Dutch team aims for The Ocean Race
Published on May 25th, 2020
With a new plan for The Ocean Race 2021-22 to utilize the IMOCA class to determine the champion, but also include the third use of the VO65 one design class for a secondary prize, event organizers hope the availability of both class boats will boost interest in the next edition of the crewed around the world contest.
The next to join this list is W Ocean Racing which seeks to be the first Dutch entry for The Ocean Race. With race veteran Chris Nicholson, the team has secured the VO65 Team AkzoNobel from the previous race, but their path forward is far from clear.
They may use this boat, or perhaps pivot and enter in the IMOCA 60 division, which likely will be a decision based on the success of their sponsor recruitment. For now, they have an arrangement with AkzoNobel to use the boat for training and competition, but also to facilitate a corporate sailing program for AkzoNobel customers.

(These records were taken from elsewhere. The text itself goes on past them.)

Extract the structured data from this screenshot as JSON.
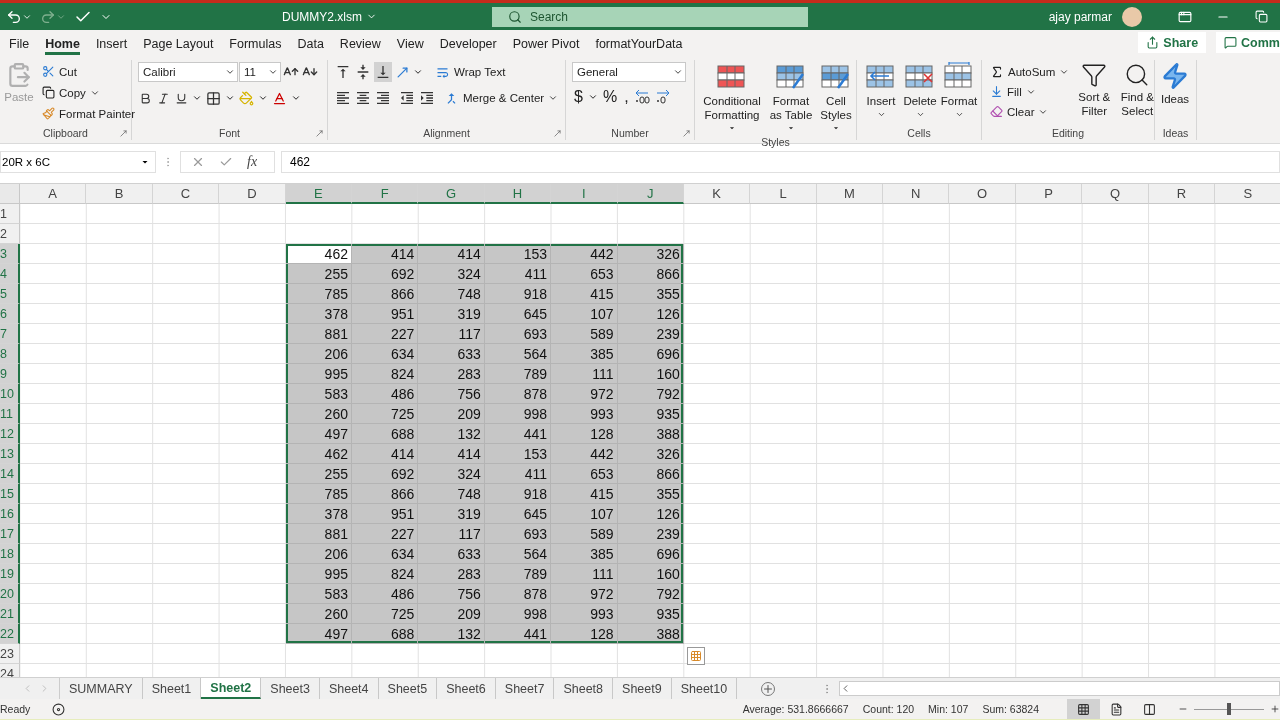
{
  "title_bar": {
    "file_name": "DUMMY2.xlsm",
    "search": {
      "placeholder": "Search"
    },
    "user": "ajay parmar",
    "redo_disabled": true
  },
  "ribbon_tabs": [
    {
      "label": "File",
      "selected": false
    },
    {
      "label": "Home",
      "selected": true
    },
    {
      "label": "Insert",
      "selected": false
    },
    {
      "label": "Page Layout",
      "selected": false
    },
    {
      "label": "Formulas",
      "selected": false
    },
    {
      "label": "Data",
      "selected": false
    },
    {
      "label": "Review",
      "selected": false
    },
    {
      "label": "View",
      "selected": false
    },
    {
      "label": "Developer",
      "selected": false
    },
    {
      "label": "Power Pivot",
      "selected": false
    },
    {
      "label": "formatYourData",
      "selected": false
    }
  ],
  "share": "Share",
  "comments": "Comm",
  "ribbon_groups": [
    {
      "kind": "clipboard",
      "label": "Clipboard",
      "launcher": true,
      "paste": "Paste",
      "paste_disabled": true,
      "cut": "Cut",
      "copy": "Copy",
      "format_painter": "Format Painter"
    },
    {
      "kind": "font",
      "label": "Font",
      "launcher": true,
      "font_name": "Calibri",
      "font_size": "11"
    },
    {
      "kind": "alignment",
      "label": "Alignment",
      "launcher": true,
      "wrap": "Wrap Text",
      "merge": "Merge & Center",
      "bottom_align_selected": true
    },
    {
      "kind": "number",
      "label": "Number",
      "launcher": true,
      "format": "General",
      "currency": "$",
      "percent": "%",
      "comma": ","
    },
    {
      "kind": "styles",
      "label": "Styles",
      "launcher": false,
      "buttons": [
        "Conditional Formatting",
        "Format as Table",
        "Cell Styles"
      ]
    },
    {
      "kind": "cells",
      "label": "Cells",
      "launcher": false,
      "buttons": [
        "Insert",
        "Delete",
        "Format"
      ]
    },
    {
      "kind": "editing",
      "label": "Editing",
      "launcher": false,
      "autosum": "AutoSum",
      "fill": "Fill",
      "clear": "Clear",
      "sort": "Sort & Filter",
      "find": "Find & Select"
    },
    {
      "kind": "ideas",
      "label": "Ideas",
      "launcher": false,
      "ideas": "Ideas"
    }
  ],
  "formula_bar": {
    "name_box": "20R x 6C",
    "function_label": "fx",
    "formula": "462"
  },
  "columns": [
    {
      "label": "A",
      "selected": false
    },
    {
      "label": "B",
      "selected": false
    },
    {
      "label": "C",
      "selected": false
    },
    {
      "label": "D",
      "selected": false
    },
    {
      "label": "E",
      "selected": true
    },
    {
      "label": "F",
      "selected": true
    },
    {
      "label": "G",
      "selected": true
    },
    {
      "label": "H",
      "selected": true
    },
    {
      "label": "I",
      "selected": true
    },
    {
      "label": "J",
      "selected": true
    },
    {
      "label": "K",
      "selected": false
    },
    {
      "label": "L",
      "selected": false
    },
    {
      "label": "M",
      "selected": false
    },
    {
      "label": "N",
      "selected": false
    },
    {
      "label": "O",
      "selected": false
    },
    {
      "label": "P",
      "selected": false
    },
    {
      "label": "Q",
      "selected": false
    },
    {
      "label": "R",
      "selected": false
    },
    {
      "label": "S",
      "selected": false
    }
  ],
  "rows": [
    {
      "label": "1",
      "selected": false,
      "active": false,
      "values": []
    },
    {
      "label": "2",
      "selected": false,
      "active": false,
      "values": []
    },
    {
      "label": "3",
      "selected": true,
      "active": true,
      "values": [
        "462",
        "414",
        "414",
        "153",
        "442",
        "326"
      ]
    },
    {
      "label": "4",
      "selected": true,
      "active": false,
      "values": [
        "255",
        "692",
        "324",
        "411",
        "653",
        "866"
      ]
    },
    {
      "label": "5",
      "selected": true,
      "active": false,
      "values": [
        "785",
        "866",
        "748",
        "918",
        "415",
        "355"
      ]
    },
    {
      "label": "6",
      "selected": true,
      "active": false,
      "values": [
        "378",
        "951",
        "319",
        "645",
        "107",
        "126"
      ]
    },
    {
      "label": "7",
      "selected": true,
      "active": false,
      "values": [
        "881",
        "227",
        "117",
        "693",
        "589",
        "239"
      ]
    },
    {
      "label": "8",
      "selected": true,
      "active": false,
      "values": [
        "206",
        "634",
        "633",
        "564",
        "385",
        "696"
      ]
    },
    {
      "label": "9",
      "selected": true,
      "active": false,
      "values": [
        "995",
        "824",
        "283",
        "789",
        "111",
        "160"
      ]
    },
    {
      "label": "10",
      "selected": true,
      "active": false,
      "values": [
        "583",
        "486",
        "756",
        "878",
        "972",
        "792"
      ]
    },
    {
      "label": "11",
      "selected": true,
      "active": false,
      "values": [
        "260",
        "725",
        "209",
        "998",
        "993",
        "935"
      ]
    },
    {
      "label": "12",
      "selected": true,
      "active": false,
      "values": [
        "497",
        "688",
        "132",
        "441",
        "128",
        "388"
      ]
    },
    {
      "label": "13",
      "selected": true,
      "active": false,
      "values": [
        "462",
        "414",
        "414",
        "153",
        "442",
        "326"
      ]
    },
    {
      "label": "14",
      "selected": true,
      "active": false,
      "values": [
        "255",
        "692",
        "324",
        "411",
        "653",
        "866"
      ]
    },
    {
      "label": "15",
      "selected": true,
      "active": false,
      "values": [
        "785",
        "866",
        "748",
        "918",
        "415",
        "355"
      ]
    },
    {
      "label": "16",
      "selected": true,
      "active": false,
      "values": [
        "378",
        "951",
        "319",
        "645",
        "107",
        "126"
      ]
    },
    {
      "label": "17",
      "selected": true,
      "active": false,
      "values": [
        "881",
        "227",
        "117",
        "693",
        "589",
        "239"
      ]
    },
    {
      "label": "18",
      "selected": true,
      "active": false,
      "values": [
        "206",
        "634",
        "633",
        "564",
        "385",
        "696"
      ]
    },
    {
      "label": "19",
      "selected": true,
      "active": false,
      "values": [
        "995",
        "824",
        "283",
        "789",
        "111",
        "160"
      ]
    },
    {
      "label": "20",
      "selected": true,
      "active": false,
      "values": [
        "583",
        "486",
        "756",
        "878",
        "972",
        "792"
      ]
    },
    {
      "label": "21",
      "selected": true,
      "active": false,
      "values": [
        "260",
        "725",
        "209",
        "998",
        "993",
        "935"
      ]
    },
    {
      "label": "22",
      "selected": true,
      "active": false,
      "values": [
        "497",
        "688",
        "132",
        "441",
        "128",
        "388"
      ]
    },
    {
      "label": "23",
      "selected": false,
      "active": false,
      "values": []
    },
    {
      "label": "24",
      "selected": false,
      "active": false,
      "values": []
    }
  ],
  "sheet_tabs": [
    {
      "label": "SUMMARY",
      "selected": false
    },
    {
      "label": "Sheet1",
      "selected": false
    },
    {
      "label": "Sheet2",
      "selected": true
    },
    {
      "label": "Sheet3",
      "selected": false
    },
    {
      "label": "Sheet4",
      "selected": false
    },
    {
      "label": "Sheet5",
      "selected": false
    },
    {
      "label": "Sheet6",
      "selected": false
    },
    {
      "label": "Sheet7",
      "selected": false
    },
    {
      "label": "Sheet8",
      "selected": false
    },
    {
      "label": "Sheet9",
      "selected": false
    },
    {
      "label": "Sheet10",
      "selected": false
    }
  ],
  "status_bar": {
    "status": "Ready",
    "stats": [
      "Average: 531.8666667",
      "Count: 120",
      "Min: 107",
      "Sum: 63824"
    ],
    "views": [
      {
        "kind": "normal",
        "selected": true
      },
      {
        "kind": "page_layout",
        "selected": false
      },
      {
        "kind": "page_break",
        "selected": false
      }
    ],
    "zoom": {
      "level": 0.5
    }
  }
}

Perhaps the only area of certainty is AkzoNobel will not return as a sponsor again.
Regards crew selection, Nicholson indicated the focus for now is on finding funding the campaign.
“It is true that due to the coronavirus situation, we and other potential teams have lost precious commercial time and that the timing is now quite tight to close our respective budgets in time,” notes Managing Director Nathalie Queré. “Challenging, but not impossible.”
The Ocean Race 2021-22 (formerly The Volvo Ocean Race) will be raced in two classes of boats: the high-performance, foiling, IMOCA 60 class and the one-design VO65 class which has been used for the last two editions of the race. Entries in the IMOCA 60 class will compete for The Ocean Race trophy, while those racing the VO65s will chase the Ocean Challenge Trophy.
Ten Stopovers for 14th Edition:
• Alicante, Spain: This historic Mediterranean port will host the start for the fifth consecutive edition in the autumn of 2021.
• Cabo Verde: More accustomed to having offshore teams sail by, or stop for repair, this archipelago of ten volcanic islands in the central Atlantic Ocean will become just the second African venue the race has ever visited and the first West African nation to host the event. Details.
• Cape Town, South Africa: Located on the shore of Table Bay, Cape Town, as the oldest urban area in South Africa, was developed by the United East India Company (VOC) as a supply station for Dutch ships sailing to East Africa, India, and the Far East. Located at latitude 33.55° S, it’s approximately the same as Sydney and Buenos Aires and equivalent to Casablanca and Los Angeles in the northern hemisphere. Details.
• Shenzhen, China: Located in the southeast, the city is a modern metropolis that links Hong Kong to China’s mainland. It’s known for its shopping destinations and features contemporary buildings, such as the 600m-tall skyscraper Ping An International Finance Centre, and a number of amusement parks. The city is a leading global technology hub and was one of the fastest-growing cities in the world in the 1990s and the 2000s. Details.
• Auckland, New Zealand: European, Polynesian, Asian, and strong Maori heritages give Auckland its distinctive culture. Located in the North Island of New Zealand, it is the most populous urban area in the country with an urban population of around 1,570,100. Details.
• Itajaí, Brazil: To the south of Rio de Janeiro, Itajaí was founded in the mid-19th century by German and Italian colonists, and is now the commercial centre and Atlantic port for an agricultural region drained by the Itajaí River and its tributaries. Details.
• Newport, USA: Located on Aquidneck Island, Newport is 74 miles south of Boston and 180 miles northeast of New York City. It is known as a New England summer resort and is famous for its historic mansions and its rich sailing history. It was the location of every challenge to the America’s Cup between 1930 and 1983. It is also the home of Naval Station Newport, which houses the United States Naval War College, the Naval Undersea Warfare Center, and an important Navy training center. This is the third consecutive edition of the race to stop in Newport. Details.
• Aarhus, Denmark: The course comes to the east coast of the Jutland peninsula during the spring of 2022, following a popular ‘Fly-By’ of the city during the final leg of the 2017-18 edition of the Race. Details.
• The Hague, Netherlands: This city along the North Sea coast will welcome the race for a third consecutive time, first coming as a ‘pitstop’ on the final leg of the 2014-15 edition and as the final finish port for the 2017-18 race. Details.
• Genoa, Italy: As the birthplace of Christopher Columbus, this first-time race host is Italy’s largest sea port yet remains full of grandeur as the gateway to the Riviera while offering weighty architectural heritage. Details.